If you’re trying to sell your relocation services to a major company, Devitre says, learn its platform of choice. Keep in mind that corporations can have firewalls that prevent employees from opening a screen-to-screen or video streaming platform link. “Always try to use their method to decrease the likelihood of tech issues,” he says.
It’s better to be safe than sorry, so have a meeting backup plan (and a backup to your backup). What if the sound from your client’s built-in computer microphone is garbled during your Google Hangout session? If you’re both iPhone users, call them using FaceTime. “If you don’t have a backup method, then your time and preparation was for nothing because you relied on a technology that didn’t work,” Devitre says.
Don’t spend more than a couple minutes (if any) tinkering with technology during that initial call. If it’s not working right, simply call them over the phone.

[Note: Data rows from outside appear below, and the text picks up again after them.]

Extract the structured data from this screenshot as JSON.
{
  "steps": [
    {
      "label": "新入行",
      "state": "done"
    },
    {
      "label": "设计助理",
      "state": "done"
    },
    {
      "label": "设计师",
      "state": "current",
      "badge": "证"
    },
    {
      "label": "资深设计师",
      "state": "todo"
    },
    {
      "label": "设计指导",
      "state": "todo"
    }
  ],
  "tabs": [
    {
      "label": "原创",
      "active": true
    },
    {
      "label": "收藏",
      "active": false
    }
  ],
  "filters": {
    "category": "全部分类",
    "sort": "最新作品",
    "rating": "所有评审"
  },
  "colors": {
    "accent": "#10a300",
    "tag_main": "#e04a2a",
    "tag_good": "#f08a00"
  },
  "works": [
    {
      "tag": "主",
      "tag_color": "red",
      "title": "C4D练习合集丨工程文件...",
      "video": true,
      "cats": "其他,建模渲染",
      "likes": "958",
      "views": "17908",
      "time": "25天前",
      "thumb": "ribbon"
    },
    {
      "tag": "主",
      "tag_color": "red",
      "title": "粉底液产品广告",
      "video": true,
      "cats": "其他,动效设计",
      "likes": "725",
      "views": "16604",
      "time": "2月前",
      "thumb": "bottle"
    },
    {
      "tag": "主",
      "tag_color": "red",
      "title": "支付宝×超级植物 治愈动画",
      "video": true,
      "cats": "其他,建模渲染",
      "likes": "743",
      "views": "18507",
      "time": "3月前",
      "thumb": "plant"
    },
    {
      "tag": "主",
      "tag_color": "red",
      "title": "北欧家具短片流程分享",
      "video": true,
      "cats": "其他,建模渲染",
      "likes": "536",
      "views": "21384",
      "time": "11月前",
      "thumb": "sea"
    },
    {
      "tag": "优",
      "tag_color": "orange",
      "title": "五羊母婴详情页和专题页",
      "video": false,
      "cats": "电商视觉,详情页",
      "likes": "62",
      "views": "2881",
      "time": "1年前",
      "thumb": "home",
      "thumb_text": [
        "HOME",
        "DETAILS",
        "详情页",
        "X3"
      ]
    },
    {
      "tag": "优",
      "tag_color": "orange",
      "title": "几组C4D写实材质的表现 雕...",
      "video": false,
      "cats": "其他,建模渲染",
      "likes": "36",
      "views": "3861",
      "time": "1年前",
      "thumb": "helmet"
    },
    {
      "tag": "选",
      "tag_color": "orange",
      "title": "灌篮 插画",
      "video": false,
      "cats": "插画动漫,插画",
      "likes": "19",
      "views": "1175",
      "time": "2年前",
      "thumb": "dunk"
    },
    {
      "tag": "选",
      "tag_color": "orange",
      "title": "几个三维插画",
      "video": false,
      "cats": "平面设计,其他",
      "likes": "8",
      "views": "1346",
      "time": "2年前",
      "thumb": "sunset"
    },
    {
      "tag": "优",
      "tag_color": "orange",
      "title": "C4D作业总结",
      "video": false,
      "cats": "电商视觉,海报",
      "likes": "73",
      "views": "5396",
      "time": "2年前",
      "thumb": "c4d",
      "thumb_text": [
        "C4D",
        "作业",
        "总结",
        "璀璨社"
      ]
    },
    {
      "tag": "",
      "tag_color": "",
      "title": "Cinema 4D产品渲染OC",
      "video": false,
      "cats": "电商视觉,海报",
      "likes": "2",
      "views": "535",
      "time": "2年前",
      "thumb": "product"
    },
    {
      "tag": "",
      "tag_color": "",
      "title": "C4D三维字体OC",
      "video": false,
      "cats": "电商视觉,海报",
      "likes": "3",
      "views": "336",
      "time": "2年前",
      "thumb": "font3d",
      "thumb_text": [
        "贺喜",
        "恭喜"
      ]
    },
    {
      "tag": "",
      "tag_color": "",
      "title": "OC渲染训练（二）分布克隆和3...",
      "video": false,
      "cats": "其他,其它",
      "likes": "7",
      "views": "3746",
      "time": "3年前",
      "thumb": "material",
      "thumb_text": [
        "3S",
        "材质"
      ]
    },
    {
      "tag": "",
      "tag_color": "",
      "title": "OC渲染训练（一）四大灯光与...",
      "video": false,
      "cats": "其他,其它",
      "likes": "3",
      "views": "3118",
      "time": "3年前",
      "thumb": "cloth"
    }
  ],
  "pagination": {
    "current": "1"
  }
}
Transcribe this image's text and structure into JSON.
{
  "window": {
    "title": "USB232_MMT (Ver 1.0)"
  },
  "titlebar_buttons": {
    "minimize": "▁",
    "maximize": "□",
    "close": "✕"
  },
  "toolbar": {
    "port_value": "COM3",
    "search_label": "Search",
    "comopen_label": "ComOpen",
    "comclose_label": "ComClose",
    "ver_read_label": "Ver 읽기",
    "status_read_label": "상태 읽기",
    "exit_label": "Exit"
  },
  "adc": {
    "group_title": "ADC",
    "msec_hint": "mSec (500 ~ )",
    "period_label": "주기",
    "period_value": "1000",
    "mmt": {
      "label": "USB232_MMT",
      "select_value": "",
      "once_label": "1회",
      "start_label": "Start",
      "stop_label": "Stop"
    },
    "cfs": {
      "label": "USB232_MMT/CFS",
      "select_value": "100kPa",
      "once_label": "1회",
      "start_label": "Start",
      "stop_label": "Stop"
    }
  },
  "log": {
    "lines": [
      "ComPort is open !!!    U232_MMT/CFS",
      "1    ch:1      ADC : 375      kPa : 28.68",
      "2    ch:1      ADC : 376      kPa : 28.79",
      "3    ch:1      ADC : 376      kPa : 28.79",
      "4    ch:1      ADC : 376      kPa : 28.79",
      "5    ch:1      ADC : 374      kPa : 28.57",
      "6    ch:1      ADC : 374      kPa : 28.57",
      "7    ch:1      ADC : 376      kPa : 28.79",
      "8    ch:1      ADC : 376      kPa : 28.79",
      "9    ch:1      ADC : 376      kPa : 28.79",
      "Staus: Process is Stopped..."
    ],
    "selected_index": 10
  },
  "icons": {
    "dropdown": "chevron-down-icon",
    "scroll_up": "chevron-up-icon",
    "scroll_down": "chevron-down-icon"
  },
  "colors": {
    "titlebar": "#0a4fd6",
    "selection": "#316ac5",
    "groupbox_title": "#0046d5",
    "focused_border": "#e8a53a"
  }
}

Discussions are nonlinear; they don’t always follow a straight path. Conversations bounce, repeat, or come full circle. If a face-to-face meeting isn’t possible but you don’t want to lose agent-client engagement, try a screen-sharing platform such as Join.me, GoToMeeting, or Zoom.us, which are great for reviewing a document, website, or presentation with your potential client. You can use screen-sharing tools to pull up realtor.com®, REALTORS Property Resource®, or MLS reports, or to connect with multiple decision makers at once.

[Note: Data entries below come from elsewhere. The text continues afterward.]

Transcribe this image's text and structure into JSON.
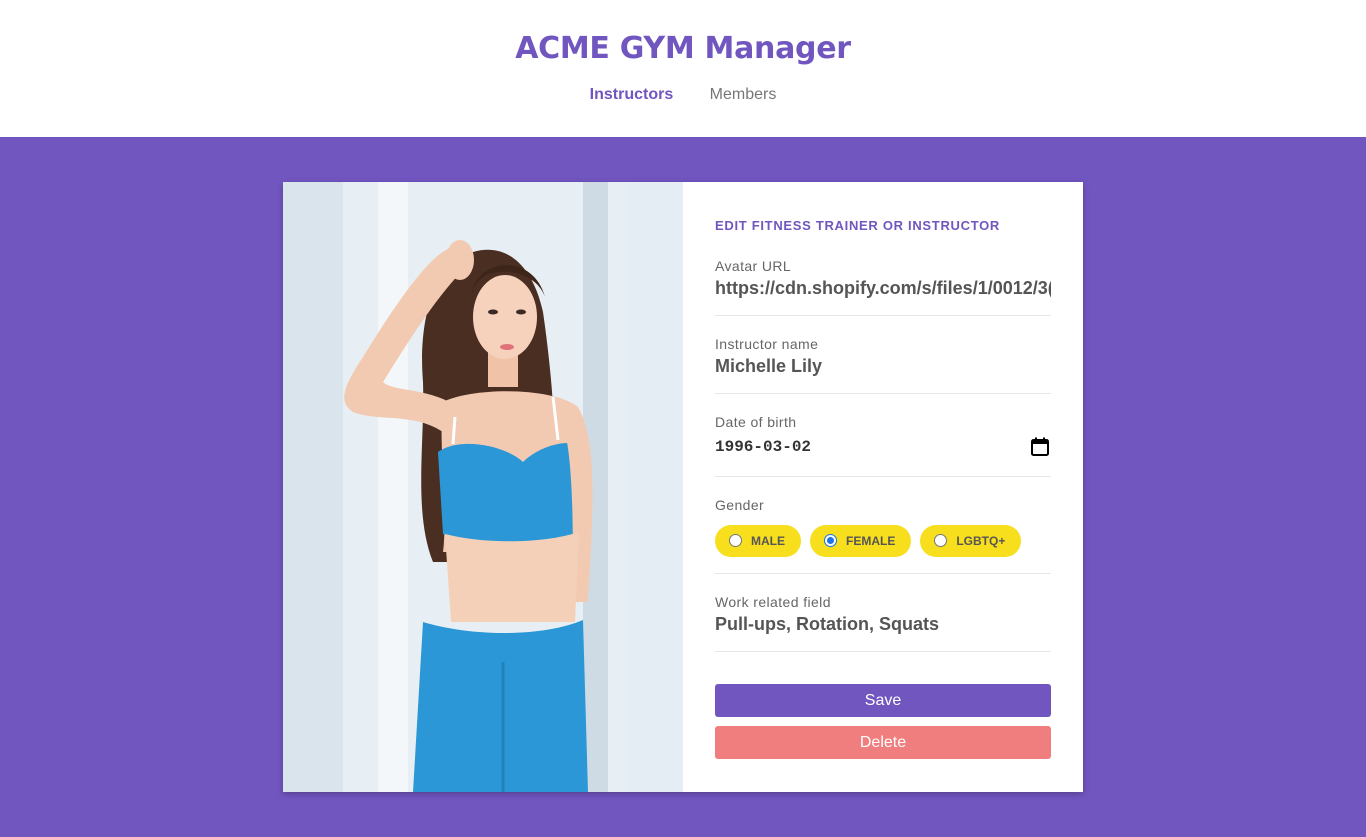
{
  "app": {
    "title": "ACME GYM Manager"
  },
  "nav": {
    "items": [
      {
        "label": "Instructors",
        "active": true
      },
      {
        "label": "Members",
        "active": false
      }
    ]
  },
  "form": {
    "title": "EDIT FITNESS TRAINER OR INSTRUCTOR",
    "avatar": {
      "label": "Avatar URL",
      "value": "https://cdn.shopify.com/s/files/1/0012/3("
    },
    "name": {
      "label": "Instructor name",
      "value": "Michelle Lily"
    },
    "birth": {
      "label": "Date of birth",
      "value": "1996-03-02"
    },
    "gender": {
      "label": "Gender",
      "options": [
        {
          "label": "MALE",
          "checked": false
        },
        {
          "label": "FEMALE",
          "checked": true
        },
        {
          "label": "LGBTQ+",
          "checked": false
        }
      ]
    },
    "work": {
      "label": "Work related field",
      "value": "Pull-ups, Rotation, Squats"
    },
    "save_label": "Save",
    "delete_label": "Delete"
  },
  "colors": {
    "brand": "#7156c0",
    "pill": "#f7df1e",
    "delete": "#f07e7e"
  },
  "icons": {
    "date_picker": "calendar-icon"
  }
}
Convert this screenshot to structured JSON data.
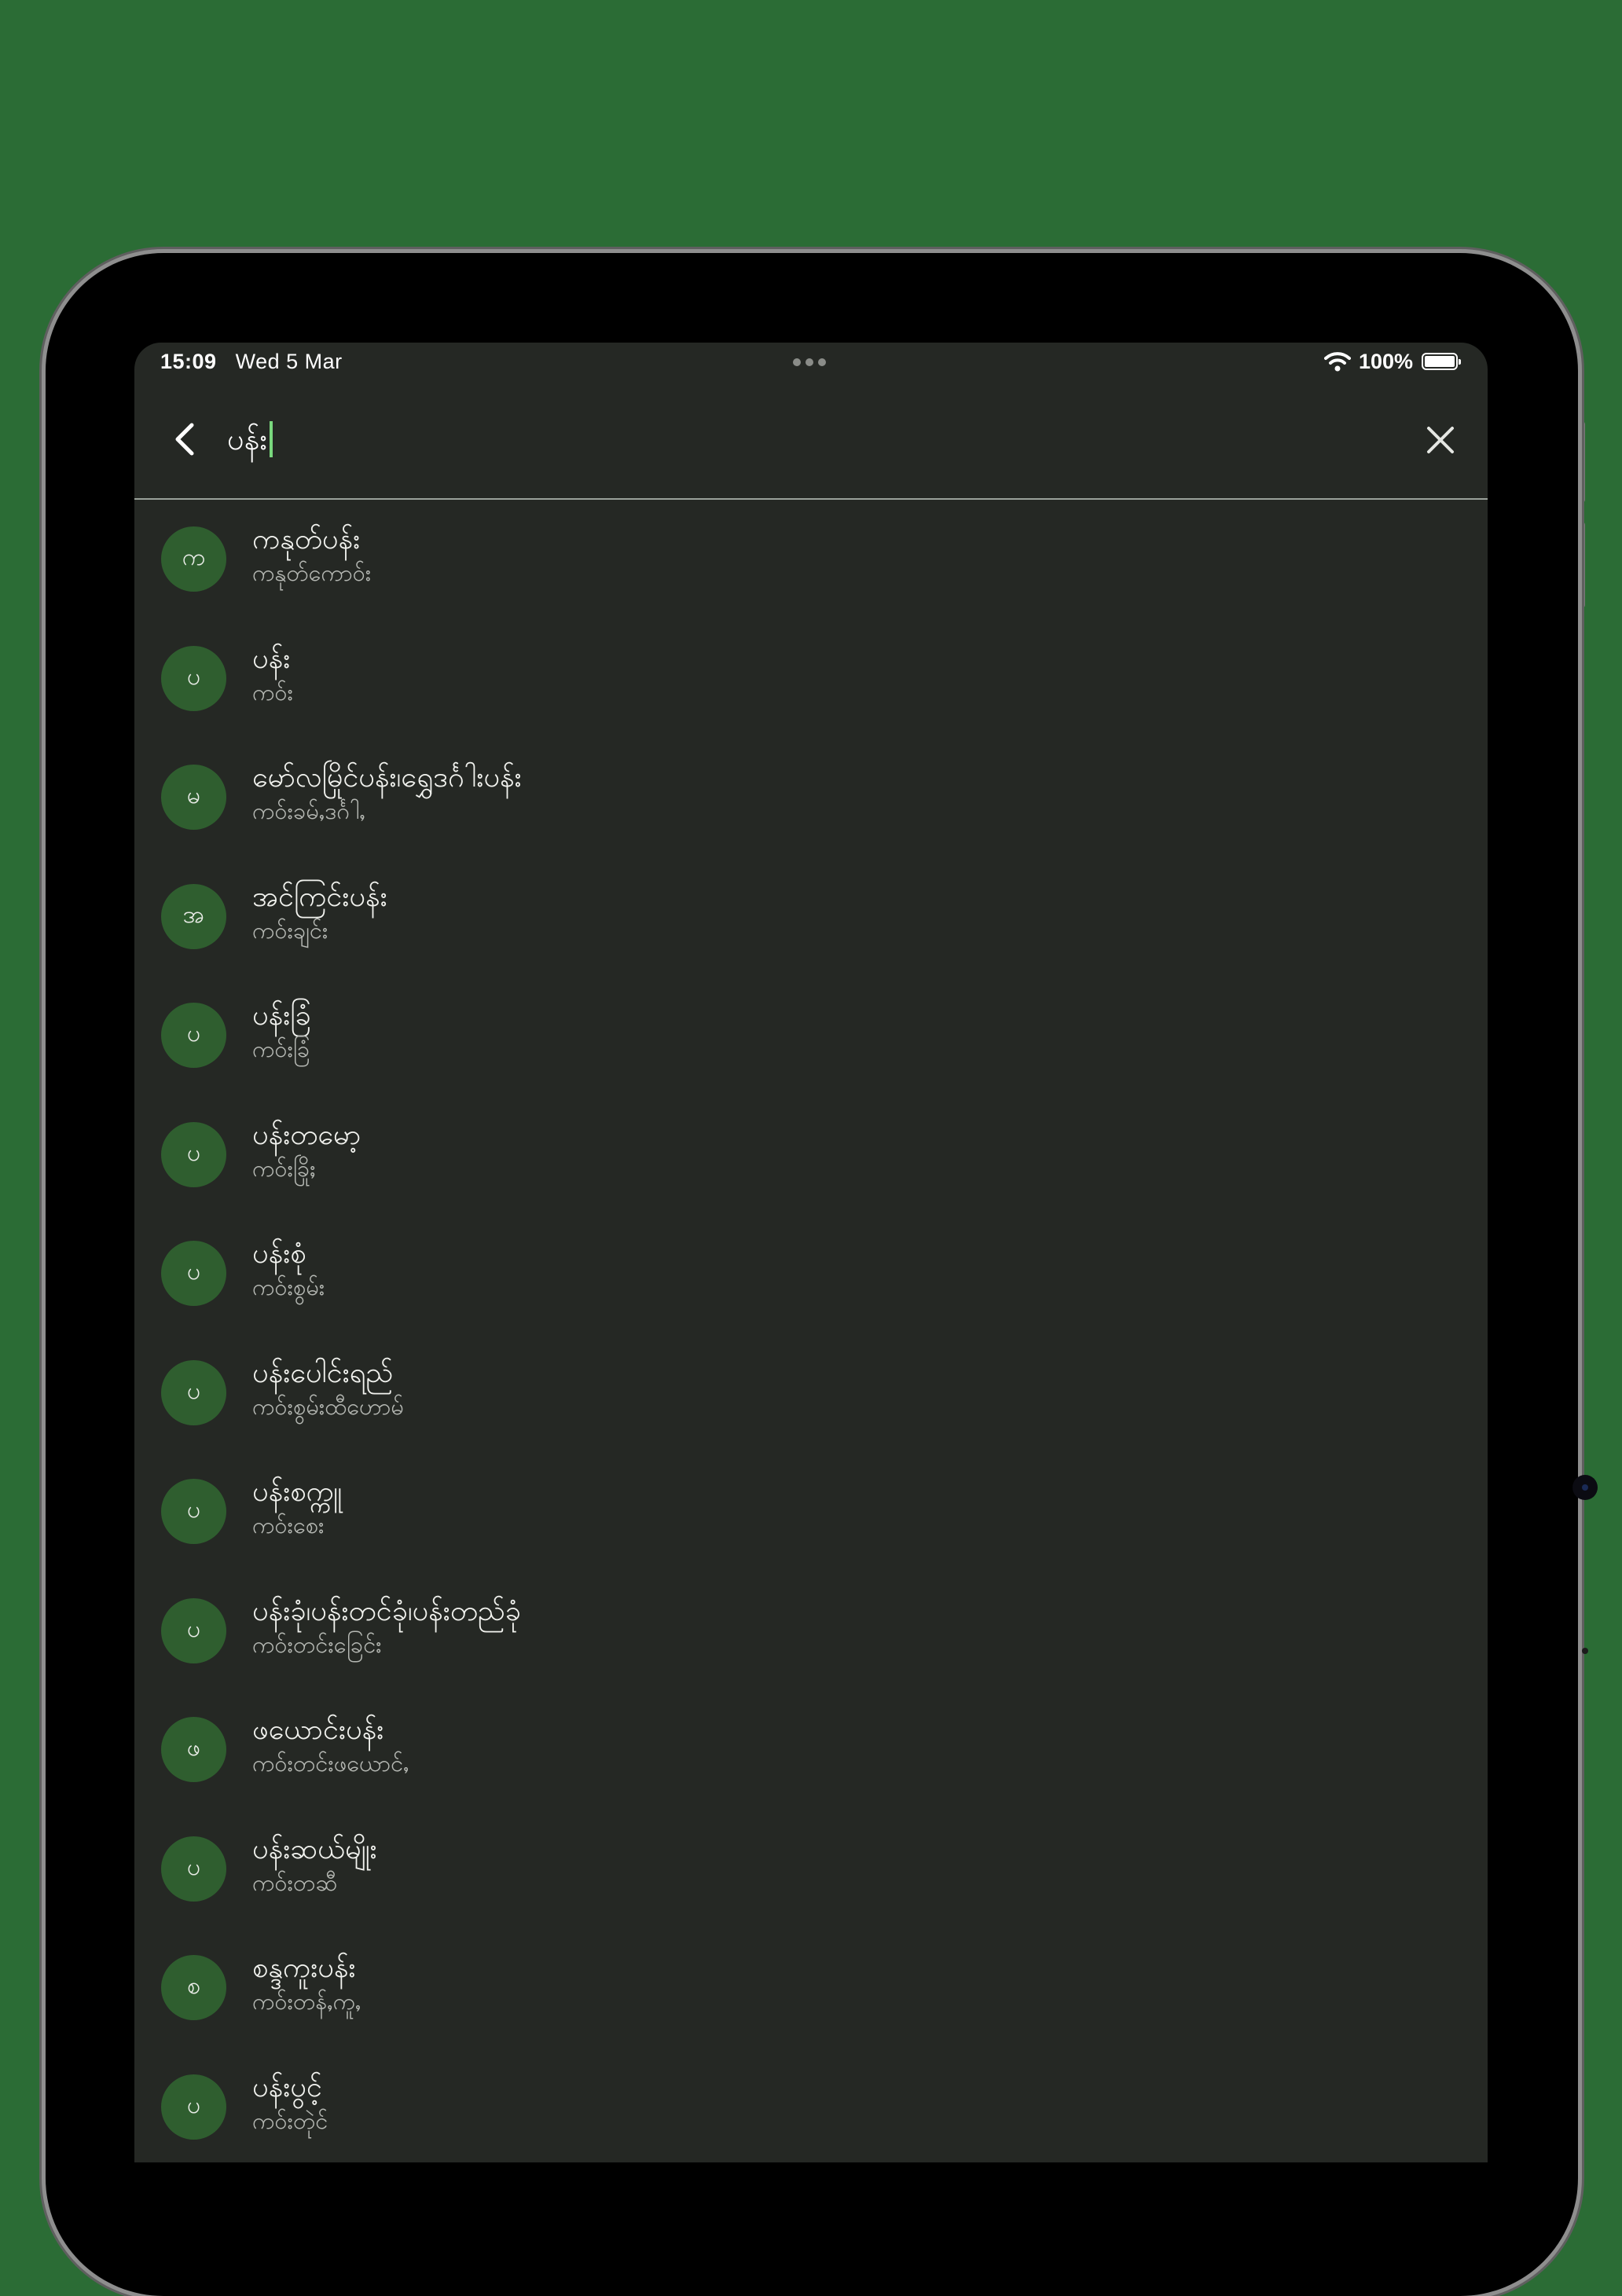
{
  "status_bar": {
    "time": "15:09",
    "date": "Wed 5 Mar",
    "battery_percent": "100%",
    "wifi_icon": "wifi-icon",
    "battery_icon": "battery-full-icon"
  },
  "search": {
    "query": "ပန်း",
    "back_icon": "chevron-left-icon",
    "clear_icon": "close-icon"
  },
  "results": [
    {
      "initial": "က",
      "title": "ကနုတ်ပန်း",
      "subtitle": "ကနုတ်ကောဝ်း"
    },
    {
      "initial": "ပ",
      "title": "ပန်း",
      "subtitle": "ကဝ်း"
    },
    {
      "initial": "မ",
      "title": "မော်လမြိုင်ပန်း၊ရွှေဒင်္ဂါးပန်း",
      "subtitle": "ကဝ်းခမ်ႇဒင်္ဂါႇ"
    },
    {
      "initial": "အ",
      "title": "အင်ကြင်းပန်း",
      "subtitle": "ကဝ်းချင်း"
    },
    {
      "initial": "ပ",
      "title": "ပန်းခြံ",
      "subtitle": "ကဝ်းခြံ"
    },
    {
      "initial": "ပ",
      "title": "ပန်းတမော့",
      "subtitle": "ကဝ်းခြိုႈ"
    },
    {
      "initial": "ပ",
      "title": "ပန်းစုံ",
      "subtitle": "ကဝ်းစွမ်း"
    },
    {
      "initial": "ပ",
      "title": "ပန်းပေါင်းရည်",
      "subtitle": "ကဝ်းစွမ်းထီဟောမ်"
    },
    {
      "initial": "ပ",
      "title": "ပန်းစက္ကူ",
      "subtitle": "ကဝ်းစေး"
    },
    {
      "initial": "ပ",
      "title": "ပန်းခုံ၊ပန်းတင်ခုံ၊ပန်းတည်ခုံ",
      "subtitle": "ကဝ်းတင်းခြေင်း"
    },
    {
      "initial": "ဖ",
      "title": "ဖယောင်းပန်း",
      "subtitle": "ကဝ်းတင်းဖယောင်ႇ"
    },
    {
      "initial": "ပ",
      "title": "ပန်းဆယ်မျိုး",
      "subtitle": "ကဝ်းတဆီ"
    },
    {
      "initial": "စ",
      "title": "စန္ဒကူးပန်း",
      "subtitle": "ကဝ်းတန်ႇကူႇ"
    },
    {
      "initial": "ပ",
      "title": "ပန်းပွင့်",
      "subtitle": "ကဝ်းတုဲင်"
    }
  ],
  "colors": {
    "page_background": "#2b6c35",
    "screen_background": "#252824",
    "avatar_background": "#2f5e2f",
    "caret": "#79d77d"
  }
}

These platforms also offer whiteboard or drawing features for capturing ideas on the fly. This provides an opportunity to take notes, draw sketches, drop in images or charts, and collaborate in real time, making you look tech savvy and more responsive during the conversation with your soon-to-be clients. Skype also has a screen-sharing option, but you’ll have to use a separate whiteboard application.
“Insert the visual or slide based on what the customer is saying or asking. Don’t say, ‘We’ll get to that in a minute.’ Customers want their question or problem solved right away,” Devitre says. “Seeing the problem framed in a visual way gives them confidence.”

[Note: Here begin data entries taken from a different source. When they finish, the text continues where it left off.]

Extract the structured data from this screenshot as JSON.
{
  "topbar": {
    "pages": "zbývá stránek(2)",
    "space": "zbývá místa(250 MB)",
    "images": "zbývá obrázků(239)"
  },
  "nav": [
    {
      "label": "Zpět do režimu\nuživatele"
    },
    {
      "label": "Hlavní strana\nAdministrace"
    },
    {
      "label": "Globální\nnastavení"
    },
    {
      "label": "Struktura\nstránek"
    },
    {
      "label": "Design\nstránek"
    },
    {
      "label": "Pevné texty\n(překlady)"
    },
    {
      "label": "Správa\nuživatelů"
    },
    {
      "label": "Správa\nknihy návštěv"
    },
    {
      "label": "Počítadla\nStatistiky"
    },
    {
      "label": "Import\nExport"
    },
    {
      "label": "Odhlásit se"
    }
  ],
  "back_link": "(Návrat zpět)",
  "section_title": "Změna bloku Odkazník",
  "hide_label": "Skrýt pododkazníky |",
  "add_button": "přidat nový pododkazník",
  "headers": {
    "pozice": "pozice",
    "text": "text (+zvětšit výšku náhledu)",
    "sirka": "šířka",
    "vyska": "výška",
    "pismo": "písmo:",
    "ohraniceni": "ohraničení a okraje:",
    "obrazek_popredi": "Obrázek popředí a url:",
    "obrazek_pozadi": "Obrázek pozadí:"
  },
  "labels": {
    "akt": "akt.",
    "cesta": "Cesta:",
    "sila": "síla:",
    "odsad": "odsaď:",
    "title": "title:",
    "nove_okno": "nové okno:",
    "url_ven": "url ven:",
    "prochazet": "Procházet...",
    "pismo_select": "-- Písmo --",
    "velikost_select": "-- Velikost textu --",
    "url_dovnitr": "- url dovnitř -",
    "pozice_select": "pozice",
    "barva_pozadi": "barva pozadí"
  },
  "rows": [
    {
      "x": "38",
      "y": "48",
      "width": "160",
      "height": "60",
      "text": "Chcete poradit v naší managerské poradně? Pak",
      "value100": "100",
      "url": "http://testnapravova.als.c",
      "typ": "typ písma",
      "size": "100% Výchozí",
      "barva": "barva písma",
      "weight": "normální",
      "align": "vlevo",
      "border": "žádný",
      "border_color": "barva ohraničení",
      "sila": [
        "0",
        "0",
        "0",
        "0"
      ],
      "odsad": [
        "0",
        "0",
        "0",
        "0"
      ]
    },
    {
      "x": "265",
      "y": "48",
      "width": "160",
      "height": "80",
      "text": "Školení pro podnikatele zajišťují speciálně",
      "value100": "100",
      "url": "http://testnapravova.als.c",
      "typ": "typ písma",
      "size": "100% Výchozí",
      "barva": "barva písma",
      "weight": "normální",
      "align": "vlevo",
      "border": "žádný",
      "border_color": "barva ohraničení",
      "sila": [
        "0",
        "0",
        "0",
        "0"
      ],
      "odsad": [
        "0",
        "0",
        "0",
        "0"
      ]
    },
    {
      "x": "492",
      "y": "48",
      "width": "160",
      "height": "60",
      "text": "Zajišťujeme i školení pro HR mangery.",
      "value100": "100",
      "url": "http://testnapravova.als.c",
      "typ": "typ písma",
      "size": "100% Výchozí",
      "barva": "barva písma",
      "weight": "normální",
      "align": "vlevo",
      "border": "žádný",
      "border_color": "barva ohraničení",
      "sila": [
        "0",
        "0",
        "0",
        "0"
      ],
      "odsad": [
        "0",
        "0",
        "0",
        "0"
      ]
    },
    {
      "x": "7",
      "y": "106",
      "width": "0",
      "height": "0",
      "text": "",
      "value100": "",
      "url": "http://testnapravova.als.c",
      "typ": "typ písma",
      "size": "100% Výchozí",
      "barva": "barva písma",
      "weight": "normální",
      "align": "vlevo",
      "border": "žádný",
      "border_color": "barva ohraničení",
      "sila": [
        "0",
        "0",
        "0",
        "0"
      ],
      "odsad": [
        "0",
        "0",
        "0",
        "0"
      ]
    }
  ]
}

Devitre’s favorite whiteboard tool is Doceri, commonly used by classroom teachers for writing and presenting lessons on projection screens. This could be used for homebuyer seminars, too.
“Think of it like today’s napkin note,” Devitre says. “You have your prepared slides and the whiteboard, which can help you draw out answers to questions that arise. Even with chicken scratch, people will recognize it as expertise.”
Agents must also appreciate that there’s a level of trust that sometimes has to be established before it’s appropriate to ask for a screen-share meeting, Devitre says.
“It’s like a first date. You have to use a little judgment and know who your customer is,” he says. “If they’re not tech savvy or gave you a hint that it’s not their thing, then explain why the screen share is beneficial to them.”
Have you ever gotten off the phone with someone and forgotten exactly what you decided? It happens to your clients, too. Even in face-to-face meetings, the customer can walk away and forget points that were discussed.
Send the slides, the slide annotations, and your whiteboard notes to your potential clients directly after your screen-share meeting. “Providing a visual summary with highlighted visual areas of a website or report that you covered is one of the most customer-focused experiences you can create besides hopping in your car,” Devitre says.
Screen-share meetings can also decrease risk in the transaction. Say your client is looking at a property with a damaged roof. Review the inspector report together in real time when discussing the costs associated with repairs. Most screen-sharing platforms provide a recording option. State laws vary, but it’s always best practice to ask your clients for permission to record your conversation.
“You can take that prospective buyer or seller to the next level very quickly,” Devitre says. “It might take multiple meetings, but screen sharing will increase your productivity and shorten the length of a decision cycle.”